When Idaho schools Superintendent Tom Luna ran for office four years ago, we had concerns about his education credentials. His resume just didn’t stack up to some of his opponents. In the general election this year, he faces the same hurdle. His opponent, Stan Olson, a retired Boise superintendent, has a doctorate in educational leadership and has been a teacher and adjunct professor.
Yet Luna has some impressive achievements to point to in his four years on the job. His leadership has shown that somebody from outside the professional educator set can be effective. Luna says it’s because he looks at education from the customers’ viewpoint, meaning the students and the general public, rather than what’s convenient for the education bureaucracy.

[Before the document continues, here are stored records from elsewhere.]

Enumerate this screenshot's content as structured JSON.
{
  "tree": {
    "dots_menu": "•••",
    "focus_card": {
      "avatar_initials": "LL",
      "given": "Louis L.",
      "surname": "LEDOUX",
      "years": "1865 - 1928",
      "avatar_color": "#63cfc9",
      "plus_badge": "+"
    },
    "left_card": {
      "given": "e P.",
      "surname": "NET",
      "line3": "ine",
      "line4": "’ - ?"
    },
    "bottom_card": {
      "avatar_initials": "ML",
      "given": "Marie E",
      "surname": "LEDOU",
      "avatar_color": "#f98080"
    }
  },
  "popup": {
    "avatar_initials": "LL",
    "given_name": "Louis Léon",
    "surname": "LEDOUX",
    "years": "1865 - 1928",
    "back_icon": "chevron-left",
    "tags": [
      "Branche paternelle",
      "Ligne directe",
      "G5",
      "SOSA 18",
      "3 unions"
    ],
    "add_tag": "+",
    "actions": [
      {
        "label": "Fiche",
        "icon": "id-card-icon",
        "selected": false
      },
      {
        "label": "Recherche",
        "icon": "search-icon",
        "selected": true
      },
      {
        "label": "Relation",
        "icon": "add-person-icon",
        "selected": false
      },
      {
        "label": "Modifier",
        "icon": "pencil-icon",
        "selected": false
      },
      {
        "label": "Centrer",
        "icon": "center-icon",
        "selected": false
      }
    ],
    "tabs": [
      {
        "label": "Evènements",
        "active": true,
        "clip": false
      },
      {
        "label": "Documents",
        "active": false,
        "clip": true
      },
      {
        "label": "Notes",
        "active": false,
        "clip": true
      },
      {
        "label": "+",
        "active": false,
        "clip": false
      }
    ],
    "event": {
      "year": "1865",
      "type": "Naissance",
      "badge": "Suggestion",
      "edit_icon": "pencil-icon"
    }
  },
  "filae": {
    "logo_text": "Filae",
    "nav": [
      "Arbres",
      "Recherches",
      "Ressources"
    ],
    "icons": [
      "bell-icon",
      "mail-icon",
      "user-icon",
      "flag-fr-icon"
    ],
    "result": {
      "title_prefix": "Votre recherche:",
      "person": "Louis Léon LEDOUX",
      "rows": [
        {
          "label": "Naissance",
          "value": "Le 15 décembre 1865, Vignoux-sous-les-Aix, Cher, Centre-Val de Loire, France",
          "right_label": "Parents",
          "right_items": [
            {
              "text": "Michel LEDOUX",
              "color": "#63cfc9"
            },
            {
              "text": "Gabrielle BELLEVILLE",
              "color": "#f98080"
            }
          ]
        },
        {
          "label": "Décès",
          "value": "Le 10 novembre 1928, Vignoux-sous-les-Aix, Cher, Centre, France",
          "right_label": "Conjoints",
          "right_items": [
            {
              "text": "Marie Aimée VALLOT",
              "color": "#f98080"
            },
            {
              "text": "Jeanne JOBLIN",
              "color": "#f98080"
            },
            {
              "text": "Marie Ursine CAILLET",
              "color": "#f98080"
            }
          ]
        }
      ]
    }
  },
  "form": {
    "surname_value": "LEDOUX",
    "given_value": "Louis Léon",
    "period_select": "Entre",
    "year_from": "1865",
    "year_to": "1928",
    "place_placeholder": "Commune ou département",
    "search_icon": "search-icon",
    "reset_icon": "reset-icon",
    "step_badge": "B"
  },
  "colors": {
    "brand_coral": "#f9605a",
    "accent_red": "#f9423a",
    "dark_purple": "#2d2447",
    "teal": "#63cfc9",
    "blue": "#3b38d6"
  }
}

He might be onto something, because Idaho schools have shown marked improvement since he’s taken office. This year, 62 percent of schools met their Adequate Yearly Progress goals under No Child Left Behind. Three years ago, only 26 percent did. Plus, Idaho students finished ninth in the nation on the math portion of the National Assessment of Education Progress.
The state remains a laggard when it comes to the low percentage of high school students who go on to achieve a post-secondary degree. That’s been a longstanding Idaho issue and one that the winner of this race will have to address. Olson highlights this issue and Idaho’s bottom-of-the barrel education funding when compared with other states. The latter issue can be pinned squarely on the state Legislature, which exacerbated matters by enacting a $128.5 million funding cut for education in the last session.
Luna gets credit for coming up with the idea of shifting Land Board endowment reserve funds over to education, which netted $22 million for schools. He also produced a commendable pay-for-performance plan that passed the House but was narrowly defeated in the Senate. His career-ladder approach would have given teachers more control over their pay and let districts decide what kinds of rewards were needed to meet their specific challenges.
It’s this type of thinking that shows Luna’s willingness to challenge the education culture to work on behalf of a broader constituency. Olson has gotten the enthusiastic support of education unions, but we fear this will make him beholden to the old ways, which didn’t serve Idaho well. He has produced impressive results in an urban district, but we’re not sure how that would translate to the rural, more isolated districts that make up much of the state.
Luna, on the other hand, wants to create more opportunities for high-achieving students in rural areas by setting up Internet courses for them. This, in turn, could result in more of them being ready for college.
Idaho has a choice between two strong candidates, but we think Luna’s approach is better suited to the educational and political realities of a conservative state. We recommend that voters give him another four years.